TASK: Keep the wording of each record exactly the same when you repeat it, and leave out pictures.

EXCERPTED RECORDS:
※

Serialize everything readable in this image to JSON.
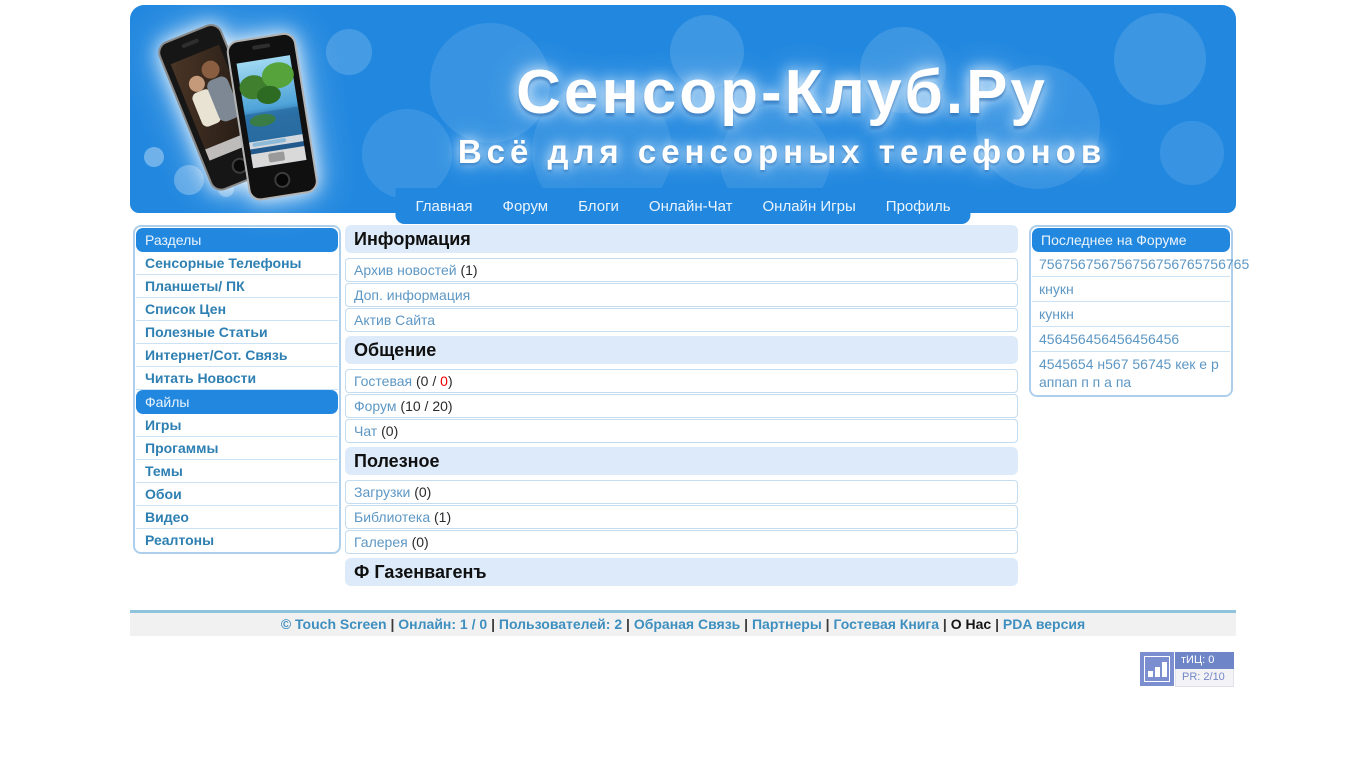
{
  "colors": {
    "accent_blue": "#2288DF",
    "section_header_bg": "#DCEAF9",
    "link_blue": "#5D97C4",
    "sidebar_link_blue": "#2E7FB2",
    "red_count": "#F00000",
    "badge_blue": "#6E86C8"
  },
  "header": {
    "title": "Сенсор-Клуб.Ру",
    "subtitle": "Всё для сенсорных телефонов",
    "nav": [
      "Главная",
      "Форум",
      "Блоги",
      "Онлайн-Чат",
      "Онлайн Игры",
      "Профиль"
    ]
  },
  "sidebar_left": {
    "groups": [
      {
        "title": "Разделы",
        "items": [
          "Сенсорные Телефоны",
          "Планшеты/ ПК",
          "Список Цен",
          "Полезные Статьи",
          "Интернет/Сот. Связь",
          "Читать Новости"
        ]
      },
      {
        "title": "Файлы",
        "items": [
          "Игры",
          "Прогаммы",
          "Темы",
          "Обои",
          "Видео",
          "Реалтоны"
        ]
      }
    ]
  },
  "main": {
    "sections": [
      {
        "title": "Информация",
        "rows": [
          {
            "link": "Архив новостей",
            "after": [
              {
                "text": "(1)"
              }
            ]
          },
          {
            "link": "Доп. информация",
            "after": []
          },
          {
            "link": "Актив Сайта",
            "after": []
          }
        ]
      },
      {
        "title": "Общение",
        "rows": [
          {
            "link": "Гостевая",
            "after": [
              {
                "text": "(0 / "
              },
              {
                "text": "0",
                "red": true
              },
              {
                "text": ")"
              }
            ]
          },
          {
            "link": "Форум",
            "after": [
              {
                "text": "(10 / 20)"
              }
            ]
          },
          {
            "link": "Чат",
            "after": [
              {
                "text": "(0)"
              }
            ]
          }
        ]
      },
      {
        "title": "Полезное",
        "rows": [
          {
            "link": "Загрузки",
            "after": [
              {
                "text": "(0)"
              }
            ]
          },
          {
            "link": "Библиотека",
            "after": [
              {
                "text": "(1)"
              }
            ]
          },
          {
            "link": "Галерея",
            "after": [
              {
                "text": "(0)"
              }
            ]
          }
        ]
      }
    ],
    "extra_header": "Ф Газенвагенъ"
  },
  "sidebar_right": {
    "title": "Последнее на Форуме",
    "items": [
      "756756756756756756765756765",
      "кнукн",
      "кункн",
      "456456456456456456",
      "4545654 н567 56745 кек е р аппап п п а па"
    ]
  },
  "footer": {
    "separator": "|",
    "items": [
      {
        "text": "© Touch Screen"
      },
      {
        "text": "Онлайн: 1 / 0"
      },
      {
        "text": "Пользователей: 2"
      },
      {
        "text": "Обраная Связь"
      },
      {
        "text": "Партнеры"
      },
      {
        "text": "Гостевая Книга"
      },
      {
        "text": "О Нас",
        "dark": true
      },
      {
        "text": "PDA версия"
      }
    ]
  },
  "badge": {
    "tic": "тИЦ: 0",
    "pr": "PR: 2/10"
  }
}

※

PROBLEM SOLUTION:
Serialize everything readable in this image to JSON.
{
  "colors": {
    "accent_blue": "#2288DF",
    "section_header_bg": "#DCEAF9",
    "link_blue": "#5D97C4",
    "sidebar_link_blue": "#2E7FB2",
    "red_count": "#F00000",
    "badge_blue": "#6E86C8"
  },
  "header": {
    "title": "Сенсор-Клуб.Ру",
    "subtitle": "Всё для сенсорных телефонов",
    "nav": [
      "Главная",
      "Форум",
      "Блоги",
      "Онлайн-Чат",
      "Онлайн Игры",
      "Профиль"
    ]
  },
  "sidebar_left": {
    "groups": [
      {
        "title": "Разделы",
        "items": [
          "Сенсорные Телефоны",
          "Планшеты/ ПК",
          "Список Цен",
          "Полезные Статьи",
          "Интернет/Сот. Связь",
          "Читать Новости"
        ]
      },
      {
        "title": "Файлы",
        "items": [
          "Игры",
          "Прогаммы",
          "Темы",
          "Обои",
          "Видео",
          "Реалтоны"
        ]
      }
    ]
  },
  "main": {
    "sections": [
      {
        "title": "Информация",
        "rows": [
          {
            "link": "Архив новостей",
            "after": [
              {
                "text": "(1)"
              }
            ]
          },
          {
            "link": "Доп. информация",
            "after": []
          },
          {
            "link": "Актив Сайта",
            "after": []
          }
        ]
      },
      {
        "title": "Общение",
        "rows": [
          {
            "link": "Гостевая",
            "after": [
              {
                "text": "(0 / "
              },
              {
                "text": "0",
                "red": true
              },
              {
                "text": ")"
              }
            ]
          },
          {
            "link": "Форум",
            "after": [
              {
                "text": "(10 / 20)"
              }
            ]
          },
          {
            "link": "Чат",
            "after": [
              {
                "text": "(0)"
              }
            ]
          }
        ]
      },
      {
        "title": "Полезное",
        "rows": [
          {
            "link": "Загрузки",
            "after": [
              {
                "text": "(0)"
              }
            ]
          },
          {
            "link": "Библиотека",
            "after": [
              {
                "text": "(1)"
              }
            ]
          },
          {
            "link": "Галерея",
            "after": [
              {
                "text": "(0)"
              }
            ]
          }
        ]
      }
    ],
    "extra_header": "Ф Газенвагенъ"
  },
  "sidebar_right": {
    "title": "Последнее на Форуме",
    "items": [
      "756756756756756756765756765",
      "кнукн",
      "кункн",
      "456456456456456456",
      "4545654 н567 56745 кек е р аппап п п а па"
    ]
  },
  "footer": {
    "separator": "|",
    "items": [
      {
        "text": "© Touch Screen"
      },
      {
        "text": "Онлайн: 1 / 0"
      },
      {
        "text": "Пользователей: 2"
      },
      {
        "text": "Обраная Связь"
      },
      {
        "text": "Партнеры"
      },
      {
        "text": "Гостевая Книга"
      },
      {
        "text": "О Нас",
        "dark": true
      },
      {
        "text": "PDA версия"
      }
    ]
  },
  "badge": {
    "tic": "тИЦ: 0",
    "pr": "PR: 2/10"
  }
}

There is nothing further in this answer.